A study released this month by the nonprofit Environmental Working Group (EWG) and Northeastern University in Boston showed PFCs are found in “drinking water for 15 million Americans in 27 states,” TIME reported.
"The state's proposed safe level is more than 100 times lower than the U.S. Environmental Protection Agency's legal allowance for the average-sized American," Naidenko said. "By itself, that listing would be a big blow to Monsanto, because it would require cancer warning labels on containers of Roundup and on foods that have high residues of glyphosate. Monsanto is appealing the decision in state court, but in the meantime the OEHHA has moved forward in setting a so-called No Significant Risk Level of the amount of glyphosate people could safely consume each day."
Bill Allayaud, California director of government affairs for the nonprofit Environmental Working Group in California, said Roundup is used in homes, on roadsides and on farms just about everywhere. "Glyphosate is so commonly used, it's showing up in women's breast milk and all over the world in animals," he said. "So, it's high time people be warned about this chemical, and this is a good step towards letting people know, 'Proceed with caution when you're using Roundup.' "
While the standard is a step in the right direction, it can be improved, said Olga Naidenko, a senior science advisor for the Environmental Working Group.
The Washington, D.C.-based organization released a report applauding California for setting stricter standards on the herbicide. But Naidenko said there was more to be done.
Shoppers Guide to Pesticides in ProduceTM
What is in our food that should not be there? It is extremely important to know what ingredients are present in the food products that we are led to believe can be called food. Learning how and why the food we eat impacts our health and well-being is the second step towards living and enjoying a healthy life. Recently, the Environmental Working Group (EWG) issued its “Dirty Dozen List of Endocrine Disruptors”.

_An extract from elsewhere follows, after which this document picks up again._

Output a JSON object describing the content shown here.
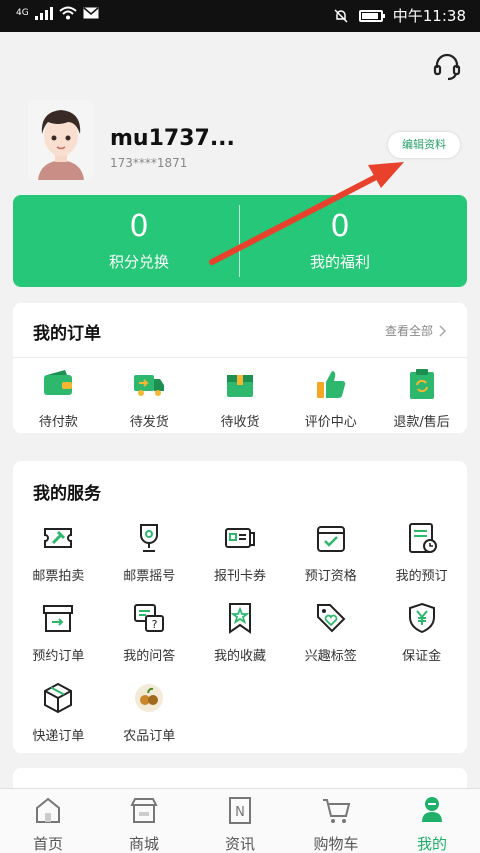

Every year, the Environmental Working Group releases its list of the 12 fruits and vegetables with the most pesticide residue. According to the organization’s website, the USDA found a total of 178 different pesticides on thousands of produce samples, which remain even after the foods have been washed. While spinach is one of the healthiest vegetables you can eat, it’s also the dirtiest, ranking number two (coming in just after strawberries) on this year’s list. According to the EWG, Spinach samples had double the pesticide residue by weight than any other type of produce.
The Environmental Defense Fund is a New York nonprofit founded 50 years ago. Not to be confused with the Environmental Working Group, which each year publishes a "Dirty Dozen" list of foods most likely to contain pesticide residue, the Environmental Defense Fund advocates for solutions to climate change, overfishing and pollution, among other causes.
And just last week, the Environmental Working Group released a statement urging governments to limit the use of triclosan even further.